Because fructose has been proved to be worse for your health than glucose, these findings will likely only further damage the already faltering brand of high-fructose corn syrup, which the Corn Refiners Association has attempted to rescue with a series of television ads and a name change to “corn sugar.”
Several experts, however, including but not limited to the Corn Refiners Association, have pointed out serious problems with the “obesity” study, suggesting that more samples were required and that the very high-fructose drinks could have been mixed differently at a stage in their process that does not reflect on HFCS generally.
February 22, 2010
By Liz Szabo
Nutritionists have long warned of the perils of hot dogs: fat, sodium and preservatives to name a few.
Now, the American Academy of Pediatrics wants foods like hot dogs to come with a warning label — not because of their nutritional risks but because they pose a choking hazard to babies and children.
Better yet, the academy would like to see foods such as hot dogs “redesigned” so their size, shape and texture make them less likely to lodge in a youngster’s throat. More than 10,000 children under 14 go to the emergency room each year after choking on food, and up to 77 die, says the new policy statement, published online today in Pediatrics. About 17% of food-related asphyxiations are caused by hot dogs.
“If you were to take the best engineers in the world and try to design the perfect plug for a child’s airway, it would be a hot dog,” says statement author Gary Smith, director of the Center for Injury Research and Policy at Nationwide Children’s Hospital in Columbus, Ohio. “I’m a pediatric emergency doctor, and to try to get them out once they’re wedged in, it’s almost impossible.”
The Consumer Product Safety Commission requires labels on toys with small parts alerting people not to give them to kids under 3. Yet there are no required warnings on food, though more than half of non-fatal choking episodes involve food, Smith says.
“No parents can watch all of their kids 100% of the time,” Smith says. “The best way to protect kids is to design these risks out of existence.”
Though Smith says he doesn’t know exactly how someone would redesign a hot dog, he’s certain that some savvy inventor will find a way.
Janet Riley, president of the National Hot Dog & Sausage Council, supports the academy’s call to better educate parents and caregivers about choking prevention. “Ensuring the safety of the foods we service to children is critically important for us,” Riley says.
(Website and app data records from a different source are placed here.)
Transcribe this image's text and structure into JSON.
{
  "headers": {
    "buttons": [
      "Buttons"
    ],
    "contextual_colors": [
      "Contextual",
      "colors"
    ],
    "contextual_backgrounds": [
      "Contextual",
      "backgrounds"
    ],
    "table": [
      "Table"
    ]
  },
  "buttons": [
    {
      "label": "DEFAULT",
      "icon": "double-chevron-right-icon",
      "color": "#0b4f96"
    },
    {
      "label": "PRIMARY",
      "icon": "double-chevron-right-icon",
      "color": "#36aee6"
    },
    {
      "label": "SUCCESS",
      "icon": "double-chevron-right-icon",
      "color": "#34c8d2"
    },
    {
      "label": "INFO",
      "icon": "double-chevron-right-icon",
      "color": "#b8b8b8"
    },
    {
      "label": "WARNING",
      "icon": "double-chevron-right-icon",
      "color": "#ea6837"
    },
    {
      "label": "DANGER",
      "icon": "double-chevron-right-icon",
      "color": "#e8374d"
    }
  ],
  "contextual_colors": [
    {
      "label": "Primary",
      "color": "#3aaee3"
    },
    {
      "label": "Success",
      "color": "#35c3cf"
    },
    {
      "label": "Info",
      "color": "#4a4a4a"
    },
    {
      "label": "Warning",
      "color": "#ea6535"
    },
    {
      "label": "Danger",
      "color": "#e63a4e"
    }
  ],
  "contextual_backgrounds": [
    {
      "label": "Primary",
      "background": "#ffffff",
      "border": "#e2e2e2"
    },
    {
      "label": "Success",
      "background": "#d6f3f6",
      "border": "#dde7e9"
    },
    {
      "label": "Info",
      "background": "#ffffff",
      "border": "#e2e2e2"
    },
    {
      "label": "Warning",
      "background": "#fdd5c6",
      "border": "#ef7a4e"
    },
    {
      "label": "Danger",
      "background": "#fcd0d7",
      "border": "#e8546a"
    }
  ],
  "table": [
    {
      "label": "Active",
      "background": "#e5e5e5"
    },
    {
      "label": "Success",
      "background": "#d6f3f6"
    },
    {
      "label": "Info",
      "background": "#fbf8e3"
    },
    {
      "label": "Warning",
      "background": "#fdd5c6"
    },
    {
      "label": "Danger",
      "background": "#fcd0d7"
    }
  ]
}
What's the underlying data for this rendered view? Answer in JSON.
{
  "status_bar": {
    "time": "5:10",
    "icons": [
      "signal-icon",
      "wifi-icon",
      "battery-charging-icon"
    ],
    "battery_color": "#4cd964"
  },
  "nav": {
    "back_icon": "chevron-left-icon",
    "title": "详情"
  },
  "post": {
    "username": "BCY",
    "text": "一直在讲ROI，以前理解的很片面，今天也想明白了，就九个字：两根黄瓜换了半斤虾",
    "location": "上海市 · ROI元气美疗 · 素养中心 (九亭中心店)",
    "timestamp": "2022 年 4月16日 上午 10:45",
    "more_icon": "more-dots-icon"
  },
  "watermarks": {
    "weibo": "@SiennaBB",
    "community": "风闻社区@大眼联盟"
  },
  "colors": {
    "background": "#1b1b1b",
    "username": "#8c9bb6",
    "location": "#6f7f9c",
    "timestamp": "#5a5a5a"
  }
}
But Riley questions whether warning labels are needed. She notes that more than half of hot dogs sold in stores already have choking-prevention tips on their packages, advising parents to cut them into small pieces. “As a mother who has fed toddlers cylindrical foods like grapes, bananas, hot dogs and carrots, I ‘redesigned’ them in my kitchen by cutting them with a paring knife until my children were old enough to manage on their own,” Riley says.
The Food and Drug Administration, which has authority to recall products it considers “unfit for food,” plans to review the new statement, spokeswoman Rita Chappelle says.
Given the health risks of obesity, pediatrician Alan Greene, author of Feeding Baby Green, says, “The last thing we need is to redesign candy and junk food with cool shapes, so we can give them to kids even younger.”